• Task directions:
Scan the records for "JSON". Report each line that includes it.

• Data records:
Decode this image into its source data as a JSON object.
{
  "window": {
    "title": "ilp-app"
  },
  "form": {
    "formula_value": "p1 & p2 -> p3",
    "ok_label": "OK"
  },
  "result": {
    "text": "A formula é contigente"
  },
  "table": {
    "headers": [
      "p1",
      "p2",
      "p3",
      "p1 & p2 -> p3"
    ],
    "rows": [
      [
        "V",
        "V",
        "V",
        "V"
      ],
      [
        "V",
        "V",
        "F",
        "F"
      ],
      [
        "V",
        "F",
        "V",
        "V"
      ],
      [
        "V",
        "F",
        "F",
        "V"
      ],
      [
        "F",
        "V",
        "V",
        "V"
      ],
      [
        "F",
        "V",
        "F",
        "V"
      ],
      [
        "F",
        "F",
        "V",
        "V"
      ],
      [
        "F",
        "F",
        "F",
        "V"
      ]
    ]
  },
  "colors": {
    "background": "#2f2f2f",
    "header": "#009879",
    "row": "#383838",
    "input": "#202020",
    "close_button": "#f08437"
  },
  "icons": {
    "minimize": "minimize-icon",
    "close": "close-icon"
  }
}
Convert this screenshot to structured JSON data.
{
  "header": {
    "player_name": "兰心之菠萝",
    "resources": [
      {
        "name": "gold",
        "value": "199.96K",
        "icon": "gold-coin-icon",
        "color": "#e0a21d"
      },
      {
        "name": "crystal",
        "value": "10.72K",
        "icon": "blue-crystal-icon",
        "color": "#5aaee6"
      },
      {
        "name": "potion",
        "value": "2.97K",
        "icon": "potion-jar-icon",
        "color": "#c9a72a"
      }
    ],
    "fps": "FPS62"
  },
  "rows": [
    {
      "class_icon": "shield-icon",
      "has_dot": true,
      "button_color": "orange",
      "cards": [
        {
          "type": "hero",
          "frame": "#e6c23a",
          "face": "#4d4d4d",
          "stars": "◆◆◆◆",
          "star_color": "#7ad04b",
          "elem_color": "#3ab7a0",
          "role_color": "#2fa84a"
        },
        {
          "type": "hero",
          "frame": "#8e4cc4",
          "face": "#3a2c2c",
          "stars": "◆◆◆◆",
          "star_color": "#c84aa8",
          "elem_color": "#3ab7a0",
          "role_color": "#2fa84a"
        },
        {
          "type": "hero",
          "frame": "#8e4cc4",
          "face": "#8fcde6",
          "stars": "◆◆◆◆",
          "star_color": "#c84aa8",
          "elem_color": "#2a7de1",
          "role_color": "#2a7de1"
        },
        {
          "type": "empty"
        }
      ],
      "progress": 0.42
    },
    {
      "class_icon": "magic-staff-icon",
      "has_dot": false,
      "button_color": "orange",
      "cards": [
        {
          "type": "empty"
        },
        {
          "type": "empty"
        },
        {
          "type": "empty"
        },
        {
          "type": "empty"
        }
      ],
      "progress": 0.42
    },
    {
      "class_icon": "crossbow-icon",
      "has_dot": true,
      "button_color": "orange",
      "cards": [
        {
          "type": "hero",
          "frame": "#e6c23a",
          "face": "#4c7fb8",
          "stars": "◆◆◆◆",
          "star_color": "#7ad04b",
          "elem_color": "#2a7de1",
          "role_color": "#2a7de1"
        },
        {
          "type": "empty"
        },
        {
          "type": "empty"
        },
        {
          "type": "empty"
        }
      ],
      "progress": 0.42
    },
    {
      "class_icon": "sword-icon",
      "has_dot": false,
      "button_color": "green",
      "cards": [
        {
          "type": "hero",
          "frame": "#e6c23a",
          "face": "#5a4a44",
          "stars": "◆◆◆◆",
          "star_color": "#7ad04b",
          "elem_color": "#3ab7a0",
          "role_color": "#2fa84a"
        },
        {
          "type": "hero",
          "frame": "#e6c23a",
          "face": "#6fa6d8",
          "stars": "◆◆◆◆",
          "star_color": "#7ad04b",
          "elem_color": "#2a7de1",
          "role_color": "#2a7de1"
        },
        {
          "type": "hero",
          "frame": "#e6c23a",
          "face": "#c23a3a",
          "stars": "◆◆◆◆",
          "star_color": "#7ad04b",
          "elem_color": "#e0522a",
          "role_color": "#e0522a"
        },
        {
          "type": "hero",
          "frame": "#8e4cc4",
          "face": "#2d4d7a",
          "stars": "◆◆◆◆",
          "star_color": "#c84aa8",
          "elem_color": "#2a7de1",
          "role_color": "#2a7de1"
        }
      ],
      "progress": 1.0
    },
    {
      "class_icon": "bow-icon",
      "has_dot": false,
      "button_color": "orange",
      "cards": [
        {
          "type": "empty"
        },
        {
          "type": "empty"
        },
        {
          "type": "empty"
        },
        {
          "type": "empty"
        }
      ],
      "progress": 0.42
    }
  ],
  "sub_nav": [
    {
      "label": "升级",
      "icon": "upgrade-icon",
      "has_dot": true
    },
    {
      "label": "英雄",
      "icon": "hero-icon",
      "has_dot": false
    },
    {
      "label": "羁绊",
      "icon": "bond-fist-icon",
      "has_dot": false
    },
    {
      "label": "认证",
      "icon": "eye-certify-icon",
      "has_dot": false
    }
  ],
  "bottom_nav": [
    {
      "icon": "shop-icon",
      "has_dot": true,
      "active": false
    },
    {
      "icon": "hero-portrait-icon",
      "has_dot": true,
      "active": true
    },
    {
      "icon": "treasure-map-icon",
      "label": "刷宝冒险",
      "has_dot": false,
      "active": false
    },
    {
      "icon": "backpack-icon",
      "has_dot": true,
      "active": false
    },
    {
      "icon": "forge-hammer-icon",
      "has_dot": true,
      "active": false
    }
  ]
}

• Your response:
Decode this image into its source data as a JSON object.
Convert this screenshot to structured JSON data.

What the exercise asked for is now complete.